The reply should hold every line of the data below, unchanged, and none of the pictures.

(Data about app and page elements)
○ ○ ○

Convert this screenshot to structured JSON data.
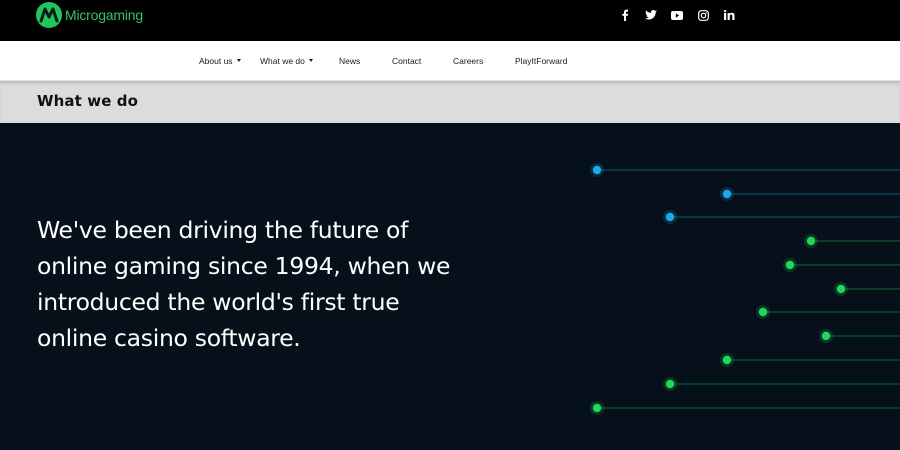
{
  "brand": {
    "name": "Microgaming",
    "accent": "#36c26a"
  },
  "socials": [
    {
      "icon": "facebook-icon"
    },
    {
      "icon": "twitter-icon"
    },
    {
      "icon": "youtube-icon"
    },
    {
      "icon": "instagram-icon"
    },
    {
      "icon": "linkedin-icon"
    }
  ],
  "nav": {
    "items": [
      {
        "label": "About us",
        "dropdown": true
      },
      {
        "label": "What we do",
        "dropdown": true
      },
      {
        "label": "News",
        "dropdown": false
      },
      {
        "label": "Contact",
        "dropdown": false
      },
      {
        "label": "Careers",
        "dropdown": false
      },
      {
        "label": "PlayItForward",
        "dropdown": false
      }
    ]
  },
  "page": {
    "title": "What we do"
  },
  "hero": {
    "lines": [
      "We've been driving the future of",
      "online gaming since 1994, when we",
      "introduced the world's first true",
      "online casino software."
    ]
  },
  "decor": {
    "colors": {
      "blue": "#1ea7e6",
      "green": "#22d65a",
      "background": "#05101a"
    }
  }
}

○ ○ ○

TASK OUTPUT:
Convert this screenshot to structured JSON data.
{
  "brand": {
    "name": "Microgaming",
    "accent": "#36c26a"
  },
  "socials": [
    {
      "icon": "facebook-icon"
    },
    {
      "icon": "twitter-icon"
    },
    {
      "icon": "youtube-icon"
    },
    {
      "icon": "instagram-icon"
    },
    {
      "icon": "linkedin-icon"
    }
  ],
  "nav": {
    "items": [
      {
        "label": "About us",
        "dropdown": true
      },
      {
        "label": "What we do",
        "dropdown": true
      },
      {
        "label": "News",
        "dropdown": false
      },
      {
        "label": "Contact",
        "dropdown": false
      },
      {
        "label": "Careers",
        "dropdown": false
      },
      {
        "label": "PlayItForward",
        "dropdown": false
      }
    ]
  },
  "page": {
    "title": "What we do"
  },
  "hero": {
    "lines": [
      "We've been driving the future of",
      "online gaming since 1994, when we",
      "introduced the world's first true",
      "online casino software."
    ]
  },
  "decor": {
    "colors": {
      "blue": "#1ea7e6",
      "green": "#22d65a",
      "background": "#05101a"
    }
  }
}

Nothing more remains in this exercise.